It seems that more Americans are facing complex medical procedures and rising healthcare costs than ever before. With the increasing costs of medical treatment and the possibility of income shortfalls from divorce, layoffs or housing emergencies, more and more families in the United States face financial peril at every turn.
In a world where there seems to be less and less financial margin for error, healthcare costs tend to be one of the single biggest debts Americans face. While the statistics are often inconclusive, there is no doubt that many individuals who file for bankruptcy cite medical debt as a contributing factor in their decision.
While there is no such thing as a “medical bankruptcy” in the Bankruptcy Code, individuals can seek debt relief from either Chapter 7 or Chapter 13.

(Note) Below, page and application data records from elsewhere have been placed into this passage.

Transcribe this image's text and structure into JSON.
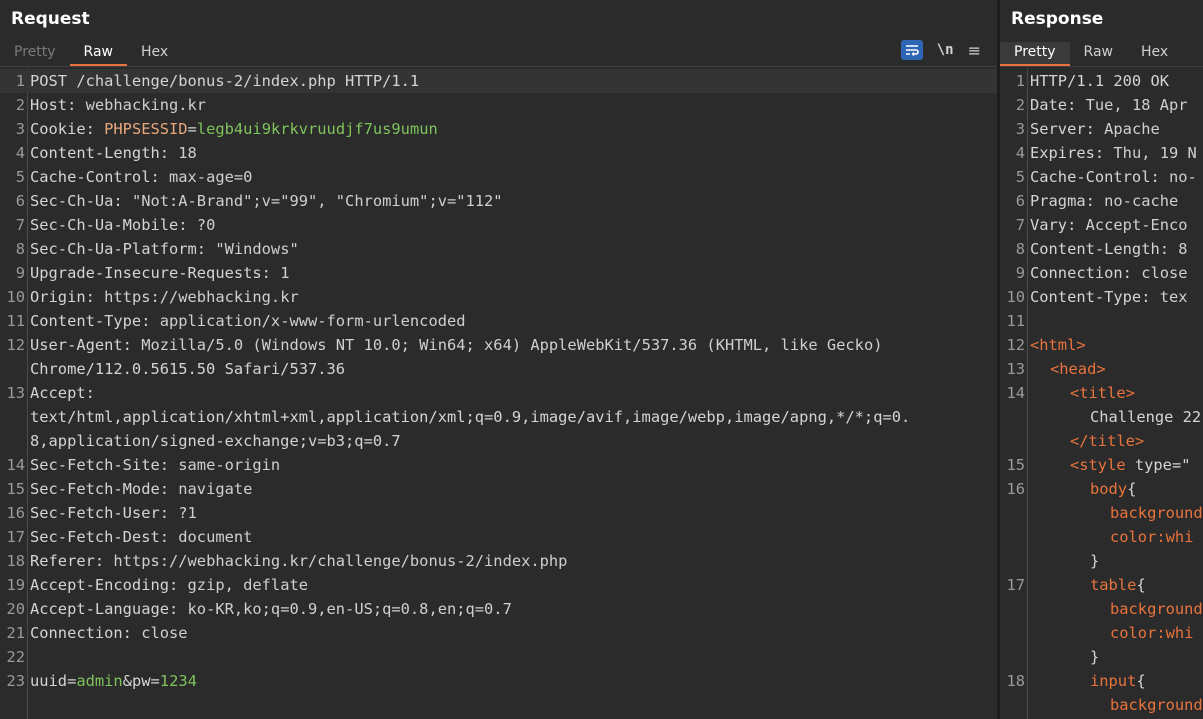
{
  "request": {
    "title": "Request",
    "tabs": [
      "Pretty",
      "Raw",
      "Hex"
    ],
    "active_tab": "Raw",
    "icons": {
      "wrap": "wrap-lines-icon",
      "newline": "\\n",
      "menu": "≡"
    },
    "lines": [
      {
        "n": "1",
        "name": "POST /challenge/bonus-2/index.php HTTP/1.1",
        "value": ""
      },
      {
        "n": "2",
        "name": "Host:",
        "value": " webhacking.kr"
      },
      {
        "n": "3",
        "name": "Cookie:",
        "ck": " PHPSESSID",
        "eq": "=",
        "cv": "legb4ui9krkvruudjf7us9umun"
      },
      {
        "n": "4",
        "name": "Content-Length:",
        "value": " 18"
      },
      {
        "n": "5",
        "name": "Cache-Control:",
        "value": " max-age=0"
      },
      {
        "n": "6",
        "name": "Sec-Ch-Ua:",
        "value": " \"Not:A-Brand\";v=\"99\", \"Chromium\";v=\"112\""
      },
      {
        "n": "7",
        "name": "Sec-Ch-Ua-Mobile:",
        "value": " ?0"
      },
      {
        "n": "8",
        "name": "Sec-Ch-Ua-Platform:",
        "value": " \"Windows\""
      },
      {
        "n": "9",
        "name": "Upgrade-Insecure-Requests:",
        "value": " 1"
      },
      {
        "n": "10",
        "name": "Origin:",
        "value": " https://webhacking.kr"
      },
      {
        "n": "11",
        "name": "Content-Type:",
        "value": " application/x-www-form-urlencoded"
      },
      {
        "n": "12",
        "name": "User-Agent:",
        "value": " Mozilla/5.0 (Windows NT 10.0; Win64; x64) AppleWebKit/537.36 (KHTML, like Gecko)",
        "cont": [
          "Chrome/112.0.5615.50 Safari/537.36"
        ]
      },
      {
        "n": "13",
        "name": "Accept:",
        "value": "",
        "cont": [
          "text/html,application/xhtml+xml,application/xml;q=0.9,image/avif,image/webp,image/apng,*/*;q=0.",
          "8,application/signed-exchange;v=b3;q=0.7"
        ]
      },
      {
        "n": "14",
        "name": "Sec-Fetch-Site:",
        "value": " same-origin"
      },
      {
        "n": "15",
        "name": "Sec-Fetch-Mode:",
        "value": " navigate"
      },
      {
        "n": "16",
        "name": "Sec-Fetch-User:",
        "value": " ?1"
      },
      {
        "n": "17",
        "name": "Sec-Fetch-Dest:",
        "value": " document"
      },
      {
        "n": "18",
        "name": "Referer:",
        "value": " https://webhacking.kr/challenge/bonus-2/index.php"
      },
      {
        "n": "19",
        "name": "Accept-Encoding:",
        "value": " gzip, deflate"
      },
      {
        "n": "20",
        "name": "Accept-Language:",
        "value": " ko-KR,ko;q=0.9,en-US;q=0.8,en;q=0.7"
      },
      {
        "n": "21",
        "name": "Connection:",
        "value": " close"
      },
      {
        "n": "22",
        "name": "",
        "value": ""
      },
      {
        "n": "23",
        "body": [
          {
            "t": "uuid",
            "c": "pk"
          },
          {
            "t": "=",
            "c": "pk"
          },
          {
            "t": "admin",
            "c": "pv"
          },
          {
            "t": "&pw",
            "c": "pk"
          },
          {
            "t": "=",
            "c": "pk"
          },
          {
            "t": "1234",
            "c": "pv"
          }
        ]
      }
    ]
  },
  "response": {
    "title": "Response",
    "tabs": [
      "Pretty",
      "Raw",
      "Hex"
    ],
    "active_tab": "Pretty",
    "lines": [
      {
        "n": "1",
        "text": "HTTP/1.1 200 OK"
      },
      {
        "n": "2",
        "name": "Date:",
        "value": " Tue, 18 Apr"
      },
      {
        "n": "3",
        "name": "Server:",
        "value": " Apache"
      },
      {
        "n": "4",
        "name": "Expires:",
        "value": " Thu, 19 N"
      },
      {
        "n": "5",
        "name": "Cache-Control:",
        "value": " no-"
      },
      {
        "n": "6",
        "name": "Pragma:",
        "value": " no-cache"
      },
      {
        "n": "7",
        "name": "Vary:",
        "value": " Accept-Enco"
      },
      {
        "n": "8",
        "name": "Content-Length:",
        "value": " 8"
      },
      {
        "n": "9",
        "name": "Connection:",
        "value": " close"
      },
      {
        "n": "10",
        "name": "Content-Type:",
        "value": " tex"
      },
      {
        "n": "11",
        "text": ""
      },
      {
        "n": "12",
        "html": [
          {
            "t": "<html>",
            "c": "tag"
          }
        ]
      },
      {
        "n": "13",
        "indent": 1,
        "html": [
          {
            "t": "<head>",
            "c": "tag"
          }
        ]
      },
      {
        "n": "14",
        "indent": 2,
        "html": [
          {
            "t": "<title>",
            "c": "tag"
          }
        ]
      },
      {
        "n": "",
        "indent": 3,
        "html": [
          {
            "t": "Challenge 22",
            "c": ""
          }
        ]
      },
      {
        "n": "",
        "indent": 2,
        "html": [
          {
            "t": "</title>",
            "c": "tag"
          }
        ]
      },
      {
        "n": "15",
        "indent": 2,
        "html": [
          {
            "t": "<style ",
            "c": "tag"
          },
          {
            "t": "type=\"",
            "c": ""
          }
        ]
      },
      {
        "n": "16",
        "indent": 3,
        "html": [
          {
            "t": "body",
            "c": "css"
          },
          {
            "t": "{",
            "c": ""
          }
        ]
      },
      {
        "n": "",
        "indent": 4,
        "html": [
          {
            "t": "background",
            "c": "css"
          }
        ]
      },
      {
        "n": "",
        "indent": 4,
        "html": [
          {
            "t": "color:whi",
            "c": "css"
          }
        ]
      },
      {
        "n": "",
        "indent": 3,
        "html": [
          {
            "t": "}",
            "c": ""
          }
        ]
      },
      {
        "n": "17",
        "indent": 3,
        "html": [
          {
            "t": "table",
            "c": "css"
          },
          {
            "t": "{",
            "c": ""
          }
        ]
      },
      {
        "n": "",
        "indent": 4,
        "html": [
          {
            "t": "background",
            "c": "css"
          }
        ]
      },
      {
        "n": "",
        "indent": 4,
        "html": [
          {
            "t": "color:whi",
            "c": "css"
          }
        ]
      },
      {
        "n": "",
        "indent": 3,
        "html": [
          {
            "t": "}",
            "c": ""
          }
        ]
      },
      {
        "n": "18",
        "indent": 3,
        "html": [
          {
            "t": "input",
            "c": "css"
          },
          {
            "t": "{",
            "c": ""
          }
        ]
      },
      {
        "n": "",
        "indent": 4,
        "html": [
          {
            "t": "background",
            "c": "css"
          }
        ]
      }
    ]
  }
}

- Chapter 7 is generally considered “debt elimination” bankruptcy as the goal is for debtors to get their unsecured debt discharged at the end of the process. Unsecured debt can include medical debt, credit card debt and any personal loans. For secured debt including a car loan or a home mortgage, you will need to continue making payments to protect those assets.

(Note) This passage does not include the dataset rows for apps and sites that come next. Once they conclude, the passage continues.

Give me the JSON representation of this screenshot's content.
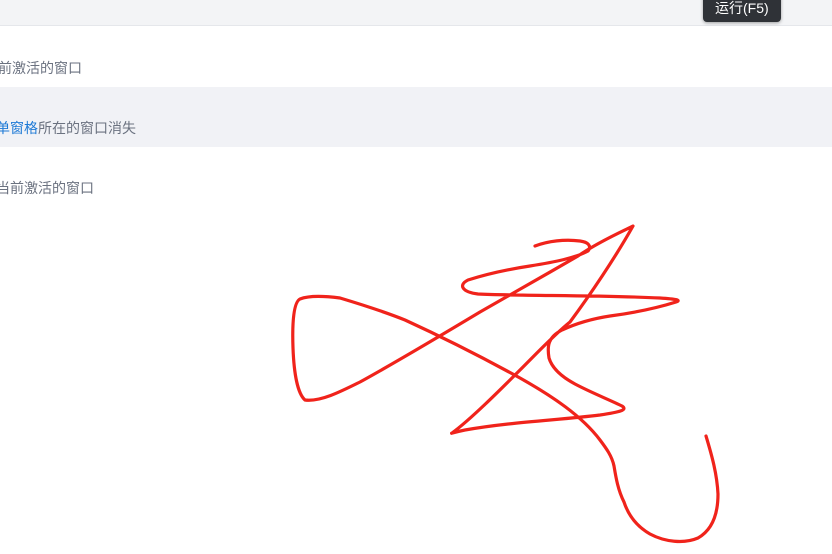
{
  "tooltip": {
    "label": "运行(F5)"
  },
  "rows": [
    {
      "text": "前激活的窗口"
    },
    {
      "link": "单窗格",
      "text": "所在的窗口消失"
    },
    {
      "text": "当前激活的窗口"
    }
  ],
  "annotation": {
    "color": "#f0231b"
  }
}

- Chapter 13 is generally considered “debt reorganization and repayment” bankruptcy. The repayment plan lasts from three to five years based on your income and typically entails you to pay a portion of your overall debt but not the full amount. If the repayment period is successfully completed, the remaining unsecured debt, including medical debt, is eliminated.

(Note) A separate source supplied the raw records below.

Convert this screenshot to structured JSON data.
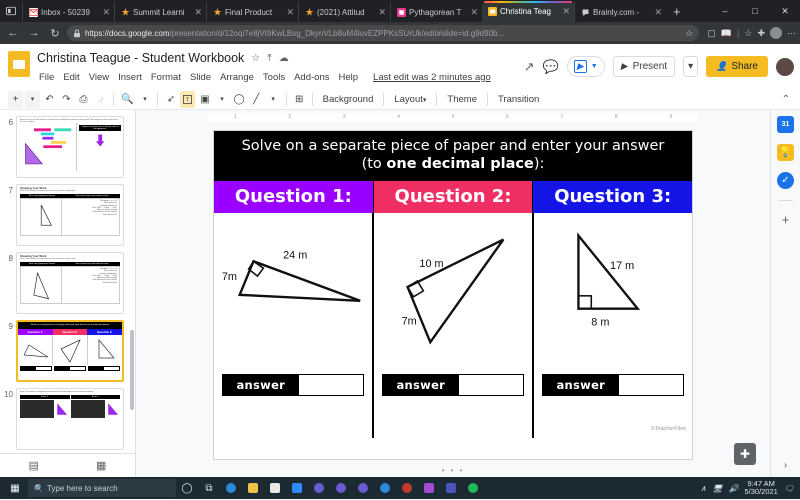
{
  "browser": {
    "tab_strip_icon": "tab-list-icon",
    "tabs": [
      {
        "title": "Inbox - 50239",
        "favicon": "gmail-icon",
        "color": "#e8413a",
        "active": false
      },
      {
        "title": "Summit Learni",
        "favicon": "star-icon",
        "color": "#f0a336",
        "active": false
      },
      {
        "title": "Final Product",
        "favicon": "star-icon",
        "color": "#f0a336",
        "active": false
      },
      {
        "title": "(2021) Attitud",
        "favicon": "star-icon",
        "color": "#f0a336",
        "active": false
      },
      {
        "title": "Pythagorean T",
        "favicon": "pink-square-icon",
        "color": "#e9368f",
        "active": false
      },
      {
        "title": "Christina Teag",
        "favicon": "slides-icon",
        "color": "#f5bb22",
        "active": true
      },
      {
        "title": "Brainly.com -",
        "favicon": "brainly-icon",
        "color": "#c9ccd0",
        "active": false
      }
    ],
    "new_tab_label": "+",
    "window_controls": {
      "minimize": "–",
      "maximize": "□",
      "close": "✕"
    },
    "nav": {
      "back": "←",
      "forward": "→",
      "reload": "↻",
      "lock": "lock-icon"
    },
    "url_strong": "https://docs.google.com",
    "url_rest": "/presentation/d/12oqi7e8jVt9KwLBsg_DkynVLb8uM4luvEZPPKsSUrUk/edit#slide=id.g9d90b...",
    "addr_icons": [
      "favorite-star-icon",
      "collections-icon",
      "reading-list-icon",
      "divider",
      "favorites-icon",
      "extensions-icon",
      "profile-icon",
      "more-icon"
    ]
  },
  "slides": {
    "logo": "google-slides-icon",
    "doc_title": "Christina Teague - Student Workbook",
    "title_icons": [
      "star-icon",
      "move-to-folder-icon",
      "cloud-saved-icon"
    ],
    "menus": [
      "File",
      "Edit",
      "View",
      "Insert",
      "Format",
      "Slide",
      "Arrange",
      "Tools",
      "Add-ons",
      "Help"
    ],
    "last_edit": "Last edit was 2 minutes ago",
    "actions": {
      "activity_icon": "activity-dashboard-icon",
      "comment_icon": "comment-history-icon",
      "meet_label": "",
      "meet_icon": "meet-icon",
      "present_label": "Present",
      "present_caret": "▾",
      "share_label": "Share",
      "share_icon": "person-add-icon",
      "avatar": "user-avatar"
    },
    "toolbar": {
      "new_slide": "+",
      "new_slide_caret": "▾",
      "undo": "↶",
      "redo": "↷",
      "print": "print-icon",
      "paint_format": "paint-format-icon",
      "zoom": "zoom-icon",
      "zoom_caret": "▾",
      "select": "cursor-icon",
      "textbox": "T",
      "image": "image-icon",
      "image_caret": "▾",
      "shape": "shape-icon",
      "line": "line-icon",
      "line_caret": "▾",
      "comment": "add-comment-icon",
      "background": "Background",
      "layout": "Layout",
      "layout_caret": "▾",
      "theme": "Theme",
      "transition": "Transition",
      "collapse": "⌃"
    },
    "ruler_ticks": [
      "1",
      "2",
      "3",
      "4",
      "5",
      "6",
      "7",
      "8",
      "9"
    ],
    "filmstrip": {
      "slide_numbers": [
        "6",
        "7",
        "8",
        "9",
        "10"
      ],
      "thumbs": [
        {
          "n": "6",
          "kind": "slide6",
          "title": "Marcel cut out his math work on a poster, but he dropped the pieces on the ground. Rearrange his work so that it is in the correct order.",
          "note": "Organize the pieces here so that they solve for the hypotenuse."
        },
        {
          "n": "7",
          "kind": "work",
          "title": "Showing Your Work",
          "sub": "Slow Them: Follow the instructions to insert a picture of your work.",
          "col1": "Solve using Pythagorean Theorem",
          "col2": "Take a picture of your work and insert it here"
        },
        {
          "n": "8",
          "kind": "work",
          "title": "Showing Your Work",
          "sub": "Slow Them: Follow the instructions to insert a picture of your work.",
          "col1": "Solve using Pythagorean Theorem",
          "col2": "Take a picture of your work and insert it here"
        },
        {
          "n": "9",
          "kind": "current",
          "title": "Solve on a separate piece of paper and enter your answer (to one decimal place):",
          "q1": "Question 1:",
          "q2": "Question 2:",
          "q3": "Question 3:"
        },
        {
          "n": "10",
          "kind": "error",
          "title": "Error! Your teacher completed two questions on the blackboard, but made two mistakes.",
          "e1": "Error 1",
          "e2": "Error 2"
        }
      ],
      "bottom_icons": [
        "filmstrip-view-icon",
        "grid-view-icon"
      ]
    },
    "slide": {
      "banner_line1": "Solve on a separate piece of paper and enter your answer",
      "banner_line2_pre": "(to ",
      "banner_line2_bold": "one decimal place",
      "banner_line2_post": "):",
      "questions": [
        {
          "label": "Question 1:",
          "color": "#9900ff"
        },
        {
          "label": "Question 2:",
          "color": "#ef2e63"
        },
        {
          "label": "Question 3:",
          "color": "#1414e6"
        }
      ],
      "triangles": [
        {
          "name": "triangle-question-1",
          "labels": [
            "24 m",
            "7m"
          ]
        },
        {
          "name": "triangle-question-2",
          "labels": [
            "10 m",
            "7m"
          ]
        },
        {
          "name": "triangle-question-3",
          "labels": [
            "17 m",
            "8 m"
          ]
        }
      ],
      "answer_label": "answer",
      "answer_values": [
        "",
        "",
        ""
      ],
      "credit": "©TeacherFiles",
      "dots": "• • •",
      "explore_icon": "explore-icon"
    },
    "rightbar": {
      "icons": [
        "keep-icon",
        "tasks-icon",
        "divider",
        "add-ons-plus-icon"
      ],
      "calendar_icon": "calendar-icon",
      "chevron": "›"
    }
  },
  "taskbar": {
    "start_icon": "windows-start-icon",
    "search_placeholder": "Type here to search",
    "search_icon": "search-icon",
    "cortana_icon": "cortana-icon",
    "taskview_icon": "task-view-icon",
    "apps": [
      {
        "name": "edge-icon",
        "color": "#2b8bd6"
      },
      {
        "name": "file-explorer-icon",
        "color": "#f0c048"
      },
      {
        "name": "store-icon",
        "color": "#e8e8e8"
      },
      {
        "name": "zoom-icon",
        "color": "#2d8cff"
      },
      {
        "name": "chrome-icon-1",
        "color": "#6b5bd2"
      },
      {
        "name": "chrome-icon-2",
        "color": "#6b5bd2"
      },
      {
        "name": "chrome-icon-3",
        "color": "#6b5bd2"
      },
      {
        "name": "edge-icon-2",
        "color": "#2b8bd6"
      },
      {
        "name": "avatar-icon",
        "color": "#c0392b"
      },
      {
        "name": "star-app-icon",
        "color": "#a64ad6"
      },
      {
        "name": "teams-icon",
        "color": "#4b53bc"
      },
      {
        "name": "spotify-icon",
        "color": "#1db954"
      }
    ],
    "tray": {
      "chevron": "∧",
      "network_icon": "network-icon",
      "volume_icon": "volume-icon",
      "time": "9:47 AM",
      "date": "5/30/2021",
      "notif_icon": "notifications-icon"
    }
  }
}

If you are facing significant medical debt, it is wise to carefully consider your options at the earliest time. Letting debt mount can only complicate your situation and make things more challenging for you in the future. As every situation is different, it is wise to discuss your case in detail with a skilled bankruptcy firm.